The aeronautical trick demonstrated by the F-111 on Monday makes it potentially the most versatile plane ever built. The wings were outstretched for takeoff, enabling the plane to get in the air after a run of less than 3,000 feet. Then, at 10,000 feet, pilot Richard Johnson swept back the wings in stages to the highspeed position. Later in the flight, Johnson unfolded the wings again --- out to a position only 15 degrees back from a line perpendicular to the fuselage.

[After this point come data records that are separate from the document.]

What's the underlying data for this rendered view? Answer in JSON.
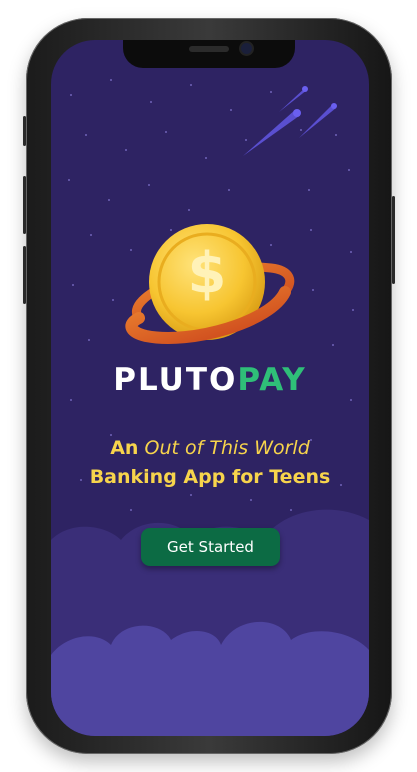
{
  "app": {
    "wordmark_primary": "PLUTO",
    "wordmark_accent": "PAY"
  },
  "tagline": {
    "line1_bold": "An",
    "line1_italic": "Out of This World",
    "line2": "Banking App for Teens"
  },
  "cta": {
    "label": "Get Started"
  },
  "logo": {
    "coin_symbol": "$"
  },
  "icons": [
    "planet-coin-logo-icon",
    "shooting-star-icon"
  ],
  "colors": {
    "background": "#2e2363",
    "cloud_back": "#3a2e78",
    "cloud_front": "#4f45a0",
    "tagline_yellow": "#f7d44c",
    "accent_green": "#2fbf78",
    "button_green": "#0c6b44",
    "coin_gold": "#f7c531",
    "ring_orange": "#e56a25"
  }
}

The F-111 is designed for use by both the US Navy and the Air Force, at both high and relatively low speeds, and at both high and low altitudes. The backward sweeping of the wings is intended to minimize the slowing effects of the shock wave that is generated when the plane exceeds the speed of sound. A swept wing, however, generates much less lift at slow speeds; thus the need for the outstretched position. In Wednesday's hour-long flight, the F-111 was pushed to a speed of only 450 miles an hour. But the backward wing sweep will make possible high-altitude speeds of about 1,665 miles an hour, about three time the speed of sound, and low-altitude speeds of more than 700 miles an hour.